November 18, 1863
Mr. Quinn and his wife invited us to go into town tomorrow to hear President Lincoln speak in Gettysburg. The president was going to dedicate the cemetery to all the Union men who died there during the awful battle in July. We were both happy to go and see President Lincoln.
November 19, 1863
I got the horse and buggy ready. I helped Marcia on board and then drove the buggy to pick up Mr. and Mrs. Quinn at the front porch of the hotel.
We headed to Gettysburg. It was a pleasant day to travel except that the roads were packed with people going our same direction.
Mr. Quinn directed me to Judge David Wills’ house which was right in the middle of the town. I was quite surprised to hear that President Lincoln was there.
Mr. Quinn said Judge Wills had set up the cemetery dedication and had invited the president to speak. I stopped and the Quinns got out of the buggy. Mr. Quinn told me to keep the buggy close as they would only be a few minutes.
There were a couple dozen other buggies tied to the hitching posts around two sides of the house. I pulled in beside one and got down to brush Mr. Quinn’s horse while I waited. The center of town was quite crowded with people. There were fancy buggies and groups of soldiers and others waiting for the parade. Bands were playing. It was a grand affair.
The Quinns returned shortly and gave me directions to the cemetery. Mr. Quinn told me they had talked to President Lincoln. I wished I could have talked to the president too. I would have thanked him for freeing me and my enslaved brothers and sisters.
The Quinns boarded the buggy. I drove through town following a long line of other buggies going to listen to the president speak.

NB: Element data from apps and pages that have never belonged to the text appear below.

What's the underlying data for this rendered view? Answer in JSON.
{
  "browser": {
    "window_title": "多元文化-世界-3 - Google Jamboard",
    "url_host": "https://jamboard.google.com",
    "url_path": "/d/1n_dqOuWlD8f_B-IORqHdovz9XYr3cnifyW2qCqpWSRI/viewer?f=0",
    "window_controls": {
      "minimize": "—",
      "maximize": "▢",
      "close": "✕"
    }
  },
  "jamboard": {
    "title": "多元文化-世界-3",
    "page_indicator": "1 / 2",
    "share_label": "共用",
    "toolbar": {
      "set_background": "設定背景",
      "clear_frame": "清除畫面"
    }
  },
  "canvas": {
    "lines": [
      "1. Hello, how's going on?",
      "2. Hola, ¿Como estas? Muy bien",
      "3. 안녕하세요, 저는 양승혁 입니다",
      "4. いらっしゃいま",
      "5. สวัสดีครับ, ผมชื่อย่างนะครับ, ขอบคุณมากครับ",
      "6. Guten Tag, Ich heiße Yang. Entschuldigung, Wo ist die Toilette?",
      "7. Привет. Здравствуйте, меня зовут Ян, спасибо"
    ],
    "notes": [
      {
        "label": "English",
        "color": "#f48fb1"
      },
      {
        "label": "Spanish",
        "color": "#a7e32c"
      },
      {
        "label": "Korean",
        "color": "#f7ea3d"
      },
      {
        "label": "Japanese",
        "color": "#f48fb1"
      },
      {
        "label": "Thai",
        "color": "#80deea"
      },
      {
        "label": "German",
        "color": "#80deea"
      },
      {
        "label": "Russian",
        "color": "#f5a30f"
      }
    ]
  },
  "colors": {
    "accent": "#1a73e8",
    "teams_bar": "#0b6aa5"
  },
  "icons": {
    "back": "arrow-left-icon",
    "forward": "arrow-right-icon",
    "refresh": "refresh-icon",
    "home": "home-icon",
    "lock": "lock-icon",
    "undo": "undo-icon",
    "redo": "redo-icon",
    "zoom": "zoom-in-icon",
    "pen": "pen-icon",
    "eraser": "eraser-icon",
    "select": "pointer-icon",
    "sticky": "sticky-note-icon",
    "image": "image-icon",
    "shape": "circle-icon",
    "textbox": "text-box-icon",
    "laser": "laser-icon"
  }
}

I hitched the buggy outside the cemetery. Mr. Quinn told us they had reserved seats near the platform. He said we should stay close to the buggy, but to also enjoy ourselves as he felt certain we could watch from here. But he encouraged us to move forward if our view was blocked or we couldn’t see or hear what was going on.
A long procession of soldiers and officials marched down the street from town.
It wasn’t too long after the marchers entered the gate that I heard a commotion behind me. It was President Lincoln who I recognized from Sharpsburg.
I am not trying to be disrespectful, but he certainly did look uncomfortable on that horse. His long legs hung down to the ground. It looked like they should have found him a taller horse.
The president got off his horse right next to Mr. Quinn’s buggy. A colored man took his horse to tie it to the post. The president looked our way and smiled. He tipped his hat, and then took long strides into the cemetery. I wondered if he really did tip his hat toward us or I just wished he had. I asked Marcia what she thought. She thought he had done that for us.
Marcia and I found a spot on the grass where we could see all the people on the stage. We thought we were close enough to hear.
There was some fine music playing while everyone gathered. A minister said a long prayer. The band played some more. And then an old white haired man talked on and on and on.
I slept through part of it. Marcia woke me before the man was finished. I was thankful I had not missed the president’s talk.
Everyone was mighty happy when the speaker finally stopped and sat down. The crowd cheered loudly, perhaps because he was finally finished. I did not think the people came to listen to him.
President Lincoln was introduced next. There was loud clapping as the president stood to speak. As quickly as he started speaking, he was finished.
I was surprised President Lincoln spoke such a short time. All I remember was that he said, “All men are created equal.” I was certain he meant colored men too.
The Quinns came out from the ceremony. I helped Marcia and them up into the buggy. When we got back home, I told Mr. Quinn I had a crazy thought. “I think the president tipped his hat to us.”
“That’s likely, Catesby,” Mr. Quinn said with a grin. “I described you to him at the judge’s house. I ask him to look for you at the cemetery next to my buggy. I told him that you and Marcia were very grateful for what he had done for your people.”
Oh, to be able to tell my brothers back in Sharpsburg that not only did I see President Lincoln again, but that he tipped his hat to me. They would have never believed me.
That night I promised God if I got the chance, I would try to repay the president for freeing the slaves. I didn’t rightly know what I was promising, but I was sure I would do something.
Catesby: Eyewitness to the Civil War is the saga of a real slave who was captured by John Brown during the famous raid at Harpers Ferry in 1859. The book follows Catesby’s life after the raid and his determined quest to become a free black man.
During his journey, Catesby encounters abuse, terrible conflicts, trusted friendships and love, as the war seems to follow him from place to place. A skilled blacksmith and an educated man, Catesby becomes the “inside source” to describe events you could not even imagine. You will find his story unforgettable, but also very believable.
About the author:
Bob O’Connor is a nationally recognized Civil War author who has been named Finalist four times in National Book Awards competition. This is his 8th published book.
O’Connor lives in Charles Town, West Virginia, near his two children and six grandchildren. He writes for various local and regional publications and for the national website Examiner.com. He has given presentations in 17 states in the past two years on subjects including Lincoln’s bodyguard, the U.S. Colored Troops, brothers fighting against brothers, and abolitionist John Brown.
Book Size: 293 pages
Category/Subject: FICTION / Historical